In Mercury lobbying documents filed with the Justice Department, Vitter and Mercury warned that failure to lift Rusal sanctions would “open the Trump administration up to criticism for harming U.S. manufacturers and consumers” and “cause significant disruptions to global aluminum and metals markets.”
In a May 1 email to State Department officials, Vitter thanked them for a “productive meeting” and attached media reports about the London Stock Exchange’s plans to halt trading of En+ shares unless the company won a sanctions reprieve. The reports underscored a “deadline upon us,” Vitter wrote, according to a copy of the email filed with the Justice Department.

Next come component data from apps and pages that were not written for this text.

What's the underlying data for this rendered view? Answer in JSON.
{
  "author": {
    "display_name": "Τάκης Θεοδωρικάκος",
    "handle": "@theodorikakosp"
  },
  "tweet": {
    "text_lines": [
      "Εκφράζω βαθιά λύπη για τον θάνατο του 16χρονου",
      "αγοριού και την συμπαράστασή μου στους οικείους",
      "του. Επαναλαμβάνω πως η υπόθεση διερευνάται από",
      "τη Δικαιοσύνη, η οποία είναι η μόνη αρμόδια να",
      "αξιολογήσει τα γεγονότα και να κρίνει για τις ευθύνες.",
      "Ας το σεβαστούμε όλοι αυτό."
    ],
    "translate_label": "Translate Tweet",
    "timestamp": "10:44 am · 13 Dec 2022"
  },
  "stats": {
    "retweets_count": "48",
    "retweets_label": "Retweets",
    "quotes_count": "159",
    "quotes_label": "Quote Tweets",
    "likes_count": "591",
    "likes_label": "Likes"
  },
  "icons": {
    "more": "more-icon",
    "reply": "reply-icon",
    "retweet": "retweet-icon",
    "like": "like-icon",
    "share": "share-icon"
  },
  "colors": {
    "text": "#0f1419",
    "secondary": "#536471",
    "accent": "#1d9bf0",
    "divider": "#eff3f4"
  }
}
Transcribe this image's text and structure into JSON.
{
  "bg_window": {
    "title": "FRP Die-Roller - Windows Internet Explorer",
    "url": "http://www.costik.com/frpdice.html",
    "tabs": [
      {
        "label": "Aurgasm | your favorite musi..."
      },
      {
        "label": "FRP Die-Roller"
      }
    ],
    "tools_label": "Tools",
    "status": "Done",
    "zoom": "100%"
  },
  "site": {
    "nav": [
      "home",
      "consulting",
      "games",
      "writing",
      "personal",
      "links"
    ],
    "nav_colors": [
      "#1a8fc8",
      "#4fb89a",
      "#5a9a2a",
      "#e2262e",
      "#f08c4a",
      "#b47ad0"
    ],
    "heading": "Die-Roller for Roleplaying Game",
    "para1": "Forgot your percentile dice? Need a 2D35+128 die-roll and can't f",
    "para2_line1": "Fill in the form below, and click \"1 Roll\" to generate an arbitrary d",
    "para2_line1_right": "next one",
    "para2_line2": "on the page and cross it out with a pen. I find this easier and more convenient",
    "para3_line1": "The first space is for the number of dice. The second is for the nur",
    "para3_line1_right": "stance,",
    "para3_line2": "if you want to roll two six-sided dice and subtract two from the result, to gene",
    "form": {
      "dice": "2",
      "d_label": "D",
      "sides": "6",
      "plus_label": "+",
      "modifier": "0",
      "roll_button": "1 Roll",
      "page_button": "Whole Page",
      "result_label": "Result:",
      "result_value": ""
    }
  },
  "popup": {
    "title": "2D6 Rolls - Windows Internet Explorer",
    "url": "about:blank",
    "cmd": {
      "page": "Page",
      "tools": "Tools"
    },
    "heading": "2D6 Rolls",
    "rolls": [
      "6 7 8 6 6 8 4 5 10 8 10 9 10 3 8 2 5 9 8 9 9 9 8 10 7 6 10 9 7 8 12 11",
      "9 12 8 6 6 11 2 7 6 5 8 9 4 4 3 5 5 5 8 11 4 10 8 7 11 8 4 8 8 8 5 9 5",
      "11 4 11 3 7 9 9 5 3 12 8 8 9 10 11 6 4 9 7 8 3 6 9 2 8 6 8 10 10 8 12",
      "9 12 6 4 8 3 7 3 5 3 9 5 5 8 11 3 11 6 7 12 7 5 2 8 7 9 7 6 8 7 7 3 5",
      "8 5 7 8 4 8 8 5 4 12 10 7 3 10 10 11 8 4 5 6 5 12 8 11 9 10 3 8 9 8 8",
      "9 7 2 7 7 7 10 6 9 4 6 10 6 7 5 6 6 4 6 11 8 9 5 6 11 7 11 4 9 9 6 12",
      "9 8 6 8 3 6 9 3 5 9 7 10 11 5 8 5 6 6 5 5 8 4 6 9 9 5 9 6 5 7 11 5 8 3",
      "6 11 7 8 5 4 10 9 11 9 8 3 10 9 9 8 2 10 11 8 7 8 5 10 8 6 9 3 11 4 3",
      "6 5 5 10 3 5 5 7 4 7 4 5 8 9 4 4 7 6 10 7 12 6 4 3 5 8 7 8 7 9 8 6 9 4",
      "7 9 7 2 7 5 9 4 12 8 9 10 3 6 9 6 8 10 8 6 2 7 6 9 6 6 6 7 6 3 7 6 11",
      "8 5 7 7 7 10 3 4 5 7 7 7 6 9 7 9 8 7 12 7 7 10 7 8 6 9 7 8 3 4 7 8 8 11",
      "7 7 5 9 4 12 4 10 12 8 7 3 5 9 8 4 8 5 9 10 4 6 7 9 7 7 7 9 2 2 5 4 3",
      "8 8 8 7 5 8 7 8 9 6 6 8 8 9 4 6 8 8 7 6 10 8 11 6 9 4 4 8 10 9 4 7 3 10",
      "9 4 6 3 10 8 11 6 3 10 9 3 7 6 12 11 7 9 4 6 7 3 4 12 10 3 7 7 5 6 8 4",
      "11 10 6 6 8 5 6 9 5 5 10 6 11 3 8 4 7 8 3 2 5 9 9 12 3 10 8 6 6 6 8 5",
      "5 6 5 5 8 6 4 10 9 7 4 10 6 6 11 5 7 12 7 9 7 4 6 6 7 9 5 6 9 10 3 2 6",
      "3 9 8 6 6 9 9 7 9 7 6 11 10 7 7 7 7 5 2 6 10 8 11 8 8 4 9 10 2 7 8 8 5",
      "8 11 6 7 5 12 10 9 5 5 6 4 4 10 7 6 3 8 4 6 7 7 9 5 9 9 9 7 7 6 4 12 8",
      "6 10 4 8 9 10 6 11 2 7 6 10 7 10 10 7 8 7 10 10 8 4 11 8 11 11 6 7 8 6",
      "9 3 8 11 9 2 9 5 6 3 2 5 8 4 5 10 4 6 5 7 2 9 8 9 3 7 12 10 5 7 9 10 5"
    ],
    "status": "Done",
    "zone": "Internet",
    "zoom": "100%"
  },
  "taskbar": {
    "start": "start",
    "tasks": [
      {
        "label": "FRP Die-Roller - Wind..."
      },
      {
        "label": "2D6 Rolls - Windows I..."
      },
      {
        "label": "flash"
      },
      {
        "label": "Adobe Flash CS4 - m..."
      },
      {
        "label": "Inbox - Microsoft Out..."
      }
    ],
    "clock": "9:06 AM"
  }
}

Asked about the email, a State Department spokesperson said: “We regularly meet with business and other representatives as part of our outreach efforts.” Vitter and Mercury declined to comment. Barker didn’t respond to a request for comment.
Deripaska started amassing his fortune in the 1990s, when Boris Yeltsin was Russia’s president and rival groups vied for control of previously state-owned industries. In lawsuits, former allies and rivals accused Deripaska and his associates of using fraud and violence to take over aluminum assets, allegations Deripaska denied. Between 1998 and 2000, the United States denied Deripaska visas under a statute deeming foreigners ineligible “based on security, unlawful activity and related reasons,” Rusal has disclosed in securities filings. Deripaska called those concerns “unwarranted” in the filings.
By the early 2000s, his company’s output of aluminum was second only to that of U.S. giant Alcoa Corp. After the 2008 financial crash, Rusal was forced to take a $4.5 billion bailout loan from a Russian state-owned bank, which political analysts say made Deripaska more reliant on Putin.
The oligarch’s business came crashing to a halt when Treasury issued its April 6 sanctions, barring global banks and companies from dealing with him personally or with the companies he controls.
The London Metal Exchange, a global clearinghouse for aluminum, announced it would no longer allow Rusal ingots in its warehouses. Share prices for Rusal and En+ collapsed on the Hong Kong and London stock exchanges, and many of their Western board members resigned.
Rusal is a major supplier of alumina, a raw material used to produce aluminum, so global prices for alumina also shot up. Roy Harvey, chief executive of Pittsburgh-based Alcoa, said that the price spikes were “throwing a lot of the market into an uproar.”
U.S. allies, including Germany, Ireland, France and Britain, warned the State Department that the move was disrupting global markets and hurting European factories that relied on Rusal, diplomats said, speaking on the condition of anonymity to discuss sensitive conversations. Ireland expressed concerns about a Rusal-owned alumina plant in rural Ireland that employs 470 people in a region “where there isn’t alternative sources of employment,” Daniel Mulhall, the Irish ambassador to the United States, said in an interview.
In an apparent nod to those concerns, Treasury softened its stance 17 days later, giving banks and companies more time to wind down dealings with Rusal and saying it might consider lifting the Rusal sanctions under certain conditions.
“The company has petitioned us for delisting. And I’m not going to comment on the specifics of what that would entail, but one of the issues will be selling down the majority interest,” Treasury Secretary Steven Mnuchin said in an April 30 interview with Bloomberg TV. “We’re having conversations with the company.”
Treasury’s Office of Foreign Assets Control, or OFAC, has extended the grace period for companies to wind down dealings with Rusal until Oct. 23, giving both sides until then to reach a deal. “The company has been in continuous communication with OFAC trying to find a solution aimed at its delisting,” Rusal said on Aug. 6.